ArtsRising also leveraged our presence in the community to call upon those in other fields to participate including our fellow Ed Fund program - Math & Science Coalition - who drew from their network of STEM professionals to truly offer a well-rounded experience for the students.

It was a chance meeting at a Drexel event several weeks ago where ArtsRising discovered José Avilés' roots in Kensington and at Cramp. He was immediately invited to participate in the Career Day event.

José can now easily trace his evolution from theatrically precocious youth at Cramp to accomplished professional actor/educator, who has worked with the Philadelphia theatre scene for over 20 years with such luminary venues as Walnut St. Theatre and Wilma Theatre.
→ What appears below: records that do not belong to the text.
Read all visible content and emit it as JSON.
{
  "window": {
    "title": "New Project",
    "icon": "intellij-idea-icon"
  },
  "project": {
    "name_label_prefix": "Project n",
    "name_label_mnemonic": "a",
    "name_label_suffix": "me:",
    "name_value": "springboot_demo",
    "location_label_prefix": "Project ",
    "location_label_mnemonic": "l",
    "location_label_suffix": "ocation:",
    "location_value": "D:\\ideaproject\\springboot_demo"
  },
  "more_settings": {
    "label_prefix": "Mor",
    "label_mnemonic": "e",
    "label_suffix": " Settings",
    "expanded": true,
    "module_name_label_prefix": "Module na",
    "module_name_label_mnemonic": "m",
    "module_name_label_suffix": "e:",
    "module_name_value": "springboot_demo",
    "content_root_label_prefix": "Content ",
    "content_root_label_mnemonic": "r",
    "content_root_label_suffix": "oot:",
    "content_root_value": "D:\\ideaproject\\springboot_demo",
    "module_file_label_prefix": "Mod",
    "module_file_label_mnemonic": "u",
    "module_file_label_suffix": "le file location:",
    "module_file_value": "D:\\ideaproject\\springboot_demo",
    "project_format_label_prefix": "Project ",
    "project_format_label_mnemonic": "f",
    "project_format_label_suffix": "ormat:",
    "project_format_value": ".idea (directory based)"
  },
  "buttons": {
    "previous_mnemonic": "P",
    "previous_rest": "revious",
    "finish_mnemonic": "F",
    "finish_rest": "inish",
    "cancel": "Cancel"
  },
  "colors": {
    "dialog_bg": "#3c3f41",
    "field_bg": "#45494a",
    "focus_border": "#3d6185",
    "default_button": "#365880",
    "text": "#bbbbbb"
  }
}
He also continues to lead his own company, Filadelfia Latino Theatre Ensemble. 

Currently, he is the new Director of Education at Taller Puertorriqueño with a mission to bring more arts education to Latino youth in North Philadelphia and transform their lives just as his life was by the arts. 

Education is a very important part of his calling as he was accompanied at the Cramp event by one of his artistic protégés, Gabriela Sanchez, who also recounted on how Jose had mentored her when she was a teenager at Taller's summer program years ago.

The Cramp Elementary School Career Day truly was a special event that crystallized the importance of caring adults and how their encouragement can impact the life of a young person, irrevocably for the better.

Pictured: (l-r) Angela Jubinville of Centro Nueva Creacion talks to Gabriela Sanchez and José Avilés, both of Taller Puertorriqueno.